Elin stepped forward and opened the door to the baths, gesturing for the man to follow. “It’s just a bath, really,” he said to the skeptical Jurah as he closed the door behind them.
NineStar Press | Amazon | Smashwords | Barnes & Noble | Kobo
Meet the Author
RL Mosswood lurks in the depths of the Pacific Northwest rainforest, where they dabble in queer fiction in an attempt to add a little magic to their otherwise mundane existence.
Website | Facebook | eMail
9/25 Divine Magazine
9/26 Wicked Faerie’s Tales and Reviews
9/26 Love Bytes
9/27 My Fiction Nook
9/27 Scattered Thoughts and Rogue Words
9/28 Happily Ever Chapter
9/28 Drops of Ink
9/28 Bayou Book Junkie
9/29 On Top Down Under Book Reviews
9/29 Zipper Rippers
My Writing Process
I write from home with a five year old. In fact, I do everything from home. My day job is home-based, kid is home-schooled, partner stays home to watch the kid and tend to our homestead. I love it. For this dyed in the wool introvert, a haven in the woods with only wildlife for neighbors and my own little family for company is ideal.
The catch is, my child, my sweet, darling, beautiful baby is the most relentless extrovert you’ve met in your life. Somehow my partner and I, both content to spend days on end on solitary pursuits, have spawned this person who wants to be with us, doing things and talking about them at all times. All times.

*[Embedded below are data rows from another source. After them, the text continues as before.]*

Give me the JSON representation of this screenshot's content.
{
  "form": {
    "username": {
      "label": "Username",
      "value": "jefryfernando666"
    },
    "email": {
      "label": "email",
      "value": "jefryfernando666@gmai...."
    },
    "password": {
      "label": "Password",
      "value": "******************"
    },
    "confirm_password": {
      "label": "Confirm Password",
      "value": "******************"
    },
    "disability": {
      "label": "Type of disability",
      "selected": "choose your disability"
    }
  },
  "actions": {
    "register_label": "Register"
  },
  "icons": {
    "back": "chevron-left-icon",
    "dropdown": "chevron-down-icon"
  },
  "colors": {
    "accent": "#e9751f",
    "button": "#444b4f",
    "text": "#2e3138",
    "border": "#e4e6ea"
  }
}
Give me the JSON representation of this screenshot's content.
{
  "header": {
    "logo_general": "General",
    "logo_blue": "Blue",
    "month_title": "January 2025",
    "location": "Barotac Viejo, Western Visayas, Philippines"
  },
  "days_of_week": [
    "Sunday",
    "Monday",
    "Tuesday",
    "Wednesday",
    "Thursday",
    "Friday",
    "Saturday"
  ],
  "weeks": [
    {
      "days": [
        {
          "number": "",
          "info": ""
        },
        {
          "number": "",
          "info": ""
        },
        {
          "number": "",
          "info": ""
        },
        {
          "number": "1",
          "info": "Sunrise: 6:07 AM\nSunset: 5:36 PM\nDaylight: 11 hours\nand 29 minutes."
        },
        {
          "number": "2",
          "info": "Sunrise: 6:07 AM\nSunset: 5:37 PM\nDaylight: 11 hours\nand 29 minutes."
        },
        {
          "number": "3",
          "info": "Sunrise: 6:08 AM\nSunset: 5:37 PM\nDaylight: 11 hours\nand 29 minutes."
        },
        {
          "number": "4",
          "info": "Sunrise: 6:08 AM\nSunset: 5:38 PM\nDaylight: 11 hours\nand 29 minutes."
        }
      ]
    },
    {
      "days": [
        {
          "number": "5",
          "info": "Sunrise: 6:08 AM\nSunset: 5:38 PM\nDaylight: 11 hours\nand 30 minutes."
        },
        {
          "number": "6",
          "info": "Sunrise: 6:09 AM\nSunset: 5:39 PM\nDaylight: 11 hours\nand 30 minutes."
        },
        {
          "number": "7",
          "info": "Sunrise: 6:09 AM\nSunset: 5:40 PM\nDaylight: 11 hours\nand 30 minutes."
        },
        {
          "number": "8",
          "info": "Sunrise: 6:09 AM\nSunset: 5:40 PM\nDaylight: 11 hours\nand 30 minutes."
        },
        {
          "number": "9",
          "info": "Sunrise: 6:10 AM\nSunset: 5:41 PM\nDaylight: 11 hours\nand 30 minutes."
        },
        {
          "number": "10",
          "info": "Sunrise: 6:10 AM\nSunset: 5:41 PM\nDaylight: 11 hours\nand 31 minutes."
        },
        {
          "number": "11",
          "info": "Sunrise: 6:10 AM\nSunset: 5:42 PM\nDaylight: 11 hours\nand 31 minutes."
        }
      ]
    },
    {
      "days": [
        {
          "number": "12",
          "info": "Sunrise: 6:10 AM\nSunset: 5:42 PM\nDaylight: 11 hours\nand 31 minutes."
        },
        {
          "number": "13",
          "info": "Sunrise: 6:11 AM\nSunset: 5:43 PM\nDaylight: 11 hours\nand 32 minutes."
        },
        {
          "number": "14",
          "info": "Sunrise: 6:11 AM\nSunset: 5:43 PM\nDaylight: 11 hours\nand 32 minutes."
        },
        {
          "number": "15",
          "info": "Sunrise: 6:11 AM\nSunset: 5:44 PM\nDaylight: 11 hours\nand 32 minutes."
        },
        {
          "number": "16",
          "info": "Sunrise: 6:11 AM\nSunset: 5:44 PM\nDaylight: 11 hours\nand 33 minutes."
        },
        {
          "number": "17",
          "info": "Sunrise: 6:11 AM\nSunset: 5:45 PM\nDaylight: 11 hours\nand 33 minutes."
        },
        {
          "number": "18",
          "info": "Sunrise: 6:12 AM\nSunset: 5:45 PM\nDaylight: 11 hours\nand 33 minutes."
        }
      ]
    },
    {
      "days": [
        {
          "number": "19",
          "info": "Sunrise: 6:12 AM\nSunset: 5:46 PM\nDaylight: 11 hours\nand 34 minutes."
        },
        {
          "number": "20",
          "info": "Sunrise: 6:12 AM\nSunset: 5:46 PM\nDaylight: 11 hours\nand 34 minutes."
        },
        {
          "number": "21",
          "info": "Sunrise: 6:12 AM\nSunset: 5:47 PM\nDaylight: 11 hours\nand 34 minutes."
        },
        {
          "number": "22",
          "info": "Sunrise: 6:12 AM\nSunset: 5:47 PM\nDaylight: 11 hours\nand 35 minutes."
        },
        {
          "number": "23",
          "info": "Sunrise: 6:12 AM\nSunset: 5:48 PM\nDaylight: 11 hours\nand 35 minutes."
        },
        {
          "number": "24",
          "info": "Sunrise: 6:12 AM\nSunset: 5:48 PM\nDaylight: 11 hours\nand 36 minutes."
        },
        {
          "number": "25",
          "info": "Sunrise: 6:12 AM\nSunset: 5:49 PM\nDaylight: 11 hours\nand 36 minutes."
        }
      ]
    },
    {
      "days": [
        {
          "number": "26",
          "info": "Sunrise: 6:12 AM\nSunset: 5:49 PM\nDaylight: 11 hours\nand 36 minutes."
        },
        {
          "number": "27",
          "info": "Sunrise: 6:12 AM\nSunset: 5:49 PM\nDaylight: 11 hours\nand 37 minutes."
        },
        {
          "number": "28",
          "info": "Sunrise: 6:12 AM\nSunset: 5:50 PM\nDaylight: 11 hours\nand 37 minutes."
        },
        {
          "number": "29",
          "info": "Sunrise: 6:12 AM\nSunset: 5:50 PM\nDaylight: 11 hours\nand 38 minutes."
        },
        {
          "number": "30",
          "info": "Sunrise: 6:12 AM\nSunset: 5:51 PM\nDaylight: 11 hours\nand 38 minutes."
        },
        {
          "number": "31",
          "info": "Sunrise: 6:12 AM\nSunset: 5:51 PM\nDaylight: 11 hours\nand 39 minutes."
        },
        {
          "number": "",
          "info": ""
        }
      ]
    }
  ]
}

He’s a delight, truly. My life would be easier if he wasn’t, because I feel like an absolute monster when I have to turn him away to get some time to think. I have to do it though, because what I’ve learned about myself through living with him is that my mental health suffers when I don’t get sufficient time to process in peace.
Writing-wise, I used to think that I was a “pantser,” since I don’t outline or make notes in advance. Really though, I do plan – I just hold it all in my head. I can’t write until I’ve thought through a scene from start to finish in detail, worked out all the kinks, and have it living as a movie in my head that I can run backwards and forwards and replay until I’ve got the whole thing down on paper. It works great. I can knock out a solid scene in the shower, a good chapter or two on a long solitary car ride.
What I can’t do is pretty much anything if a perfect cherub comes to ask me to look at his new Lego creation, or to come play trains with him, or to ask me for a cup of milk or the time or a hug every two minutes. I end up cranky and frazzled with nothing written and a sour feeling in my gut from neglecting what are perfectly reasonable requests for attention, just piled on too thick and at the wrong time. It’s healthier for both of us if I just give up and give in, and save the writing for the little bits of quiet time that come naturally.
Of course, that means that my writing productivity is not great. Someone asked about the status of a work in progress early this spring, and I told them that I thought I’d have it done by late summer. It’s September now, and that manuscript is exactly the length it was on the day that I made that prediction. It can be frustrating when I look around and see authors with new releases every few months, but I try to remind myself that I’ve got the rest of my life to write, but only these few fleeting years where my son will be so interested in the things I do and hungry for my attention.
I hang out with the #turtlewriters on Twitter. I create little bits of flash fiction here and there. I have a file filled with book ideas to be fleshed out at some later date and a brain that has most of my next novel stored in it, waiting for the time when I can get it written down. I do hope that some day you’ll be able to look me up and find a lengthy back catalog to dig into, but building that can’t be my priority right now and I’ve decided that’s okay.
Leave a Reply